**TO DO**
Repeat the entries below exactly as they appear, with no pictures.

**Saved data entries**
= = =

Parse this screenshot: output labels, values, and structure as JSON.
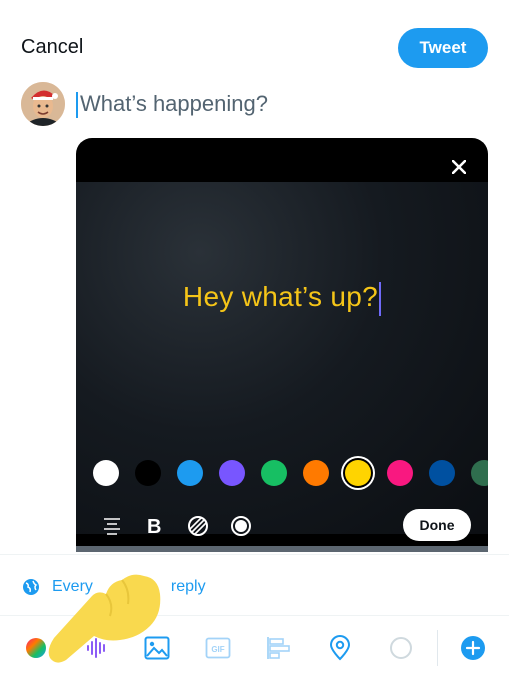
{
  "header": {
    "cancel_label": "Cancel",
    "tweet_label": "Tweet"
  },
  "composer": {
    "placeholder": "What’s happening?"
  },
  "card": {
    "text": "Hey what’s up?",
    "text_color": "#f5c518",
    "colors": [
      "#ffffff",
      "#000000",
      "#1d9bf0",
      "#7856ff",
      "#17bf63",
      "#ff7a00",
      "#ffd400",
      "#f91880",
      "#0050a0",
      "#2f6e4e"
    ],
    "selected_color_index": 6,
    "done_label": "Done"
  },
  "reply": {
    "text_start": "Every",
    "text_end": "reply"
  },
  "toolbar": {
    "icons": [
      "color-wheel-icon",
      "audio-waveform-icon",
      "image-icon",
      "gif-icon",
      "poll-icon",
      "location-icon",
      "char-count-ring-icon",
      "add-icon"
    ],
    "gif_label": "GIF"
  },
  "accent_color": "#1d9bf0"
}
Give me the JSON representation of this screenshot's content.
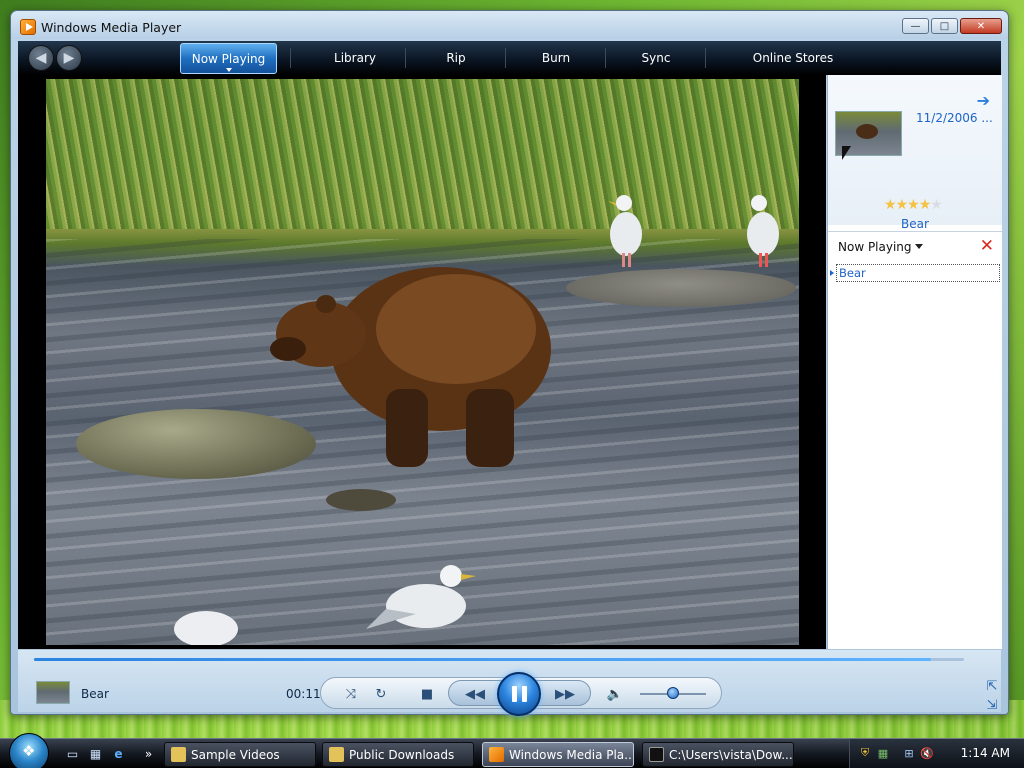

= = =

**REPLY**
Parse this screenshot: output labels, values, and structure as JSON.
{
  "header": {
    "cancel_label": "Cancel",
    "tweet_label": "Tweet"
  },
  "composer": {
    "placeholder": "What’s happening?"
  },
  "card": {
    "text": "Hey what’s up?",
    "text_color": "#f5c518",
    "colors": [
      "#ffffff",
      "#000000",
      "#1d9bf0",
      "#7856ff",
      "#17bf63",
      "#ff7a00",
      "#ffd400",
      "#f91880",
      "#0050a0",
      "#2f6e4e"
    ],
    "selected_color_index": 6,
    "done_label": "Done"
  },
  "reply": {
    "text_start": "Every",
    "text_end": "reply"
  },
  "toolbar": {
    "icons": [
      "color-wheel-icon",
      "audio-waveform-icon",
      "image-icon",
      "gif-icon",
      "poll-icon",
      "location-icon",
      "char-count-ring-icon",
      "add-icon"
    ],
    "gif_label": "GIF"
  },
  "accent_color": "#1d9bf0"
}
Give me the JSON representation of this screenshot's content.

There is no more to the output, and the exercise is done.